WORK ORDER.
Give back all the data exactly as it was written.

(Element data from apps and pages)

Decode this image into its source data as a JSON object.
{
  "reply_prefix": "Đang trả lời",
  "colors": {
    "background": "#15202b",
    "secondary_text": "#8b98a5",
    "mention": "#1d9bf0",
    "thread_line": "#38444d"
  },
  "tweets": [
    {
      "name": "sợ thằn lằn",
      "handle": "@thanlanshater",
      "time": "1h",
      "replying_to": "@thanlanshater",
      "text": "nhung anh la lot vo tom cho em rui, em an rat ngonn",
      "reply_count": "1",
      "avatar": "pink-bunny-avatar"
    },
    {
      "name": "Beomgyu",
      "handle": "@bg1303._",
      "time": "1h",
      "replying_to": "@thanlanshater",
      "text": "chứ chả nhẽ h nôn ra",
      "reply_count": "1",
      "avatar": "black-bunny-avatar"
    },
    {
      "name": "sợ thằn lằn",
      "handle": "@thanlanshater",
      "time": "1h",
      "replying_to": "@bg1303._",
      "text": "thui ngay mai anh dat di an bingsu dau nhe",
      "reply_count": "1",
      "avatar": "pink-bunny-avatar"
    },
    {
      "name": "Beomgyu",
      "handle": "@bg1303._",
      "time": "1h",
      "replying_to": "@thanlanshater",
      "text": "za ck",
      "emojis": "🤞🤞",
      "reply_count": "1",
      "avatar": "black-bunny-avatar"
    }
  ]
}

ANSWER SPACE.
Decode this image into its source data as a JSON object.
{
  "reply_prefix": "Đang trả lời",
  "colors": {
    "background": "#15202b",
    "secondary_text": "#8b98a5",
    "mention": "#1d9bf0",
    "thread_line": "#38444d"
  },
  "tweets": [
    {
      "name": "sợ thằn lằn",
      "handle": "@thanlanshater",
      "time": "1h",
      "replying_to": "@thanlanshater",
      "text": "nhung anh la lot vo tom cho em rui, em an rat ngonn",
      "reply_count": "1",
      "avatar": "pink-bunny-avatar"
    },
    {
      "name": "Beomgyu",
      "handle": "@bg1303._",
      "time": "1h",
      "replying_to": "@thanlanshater",
      "text": "chứ chả nhẽ h nôn ra",
      "reply_count": "1",
      "avatar": "black-bunny-avatar"
    },
    {
      "name": "sợ thằn lằn",
      "handle": "@thanlanshater",
      "time": "1h",
      "replying_to": "@bg1303._",
      "text": "thui ngay mai anh dat di an bingsu dau nhe",
      "reply_count": "1",
      "avatar": "pink-bunny-avatar"
    },
    {
      "name": "Beomgyu",
      "handle": "@bg1303._",
      "time": "1h",
      "replying_to": "@thanlanshater",
      "text": "za ck",
      "emojis": "🤞🤞",
      "reply_count": "1",
      "avatar": "black-bunny-avatar"
    }
  ]
}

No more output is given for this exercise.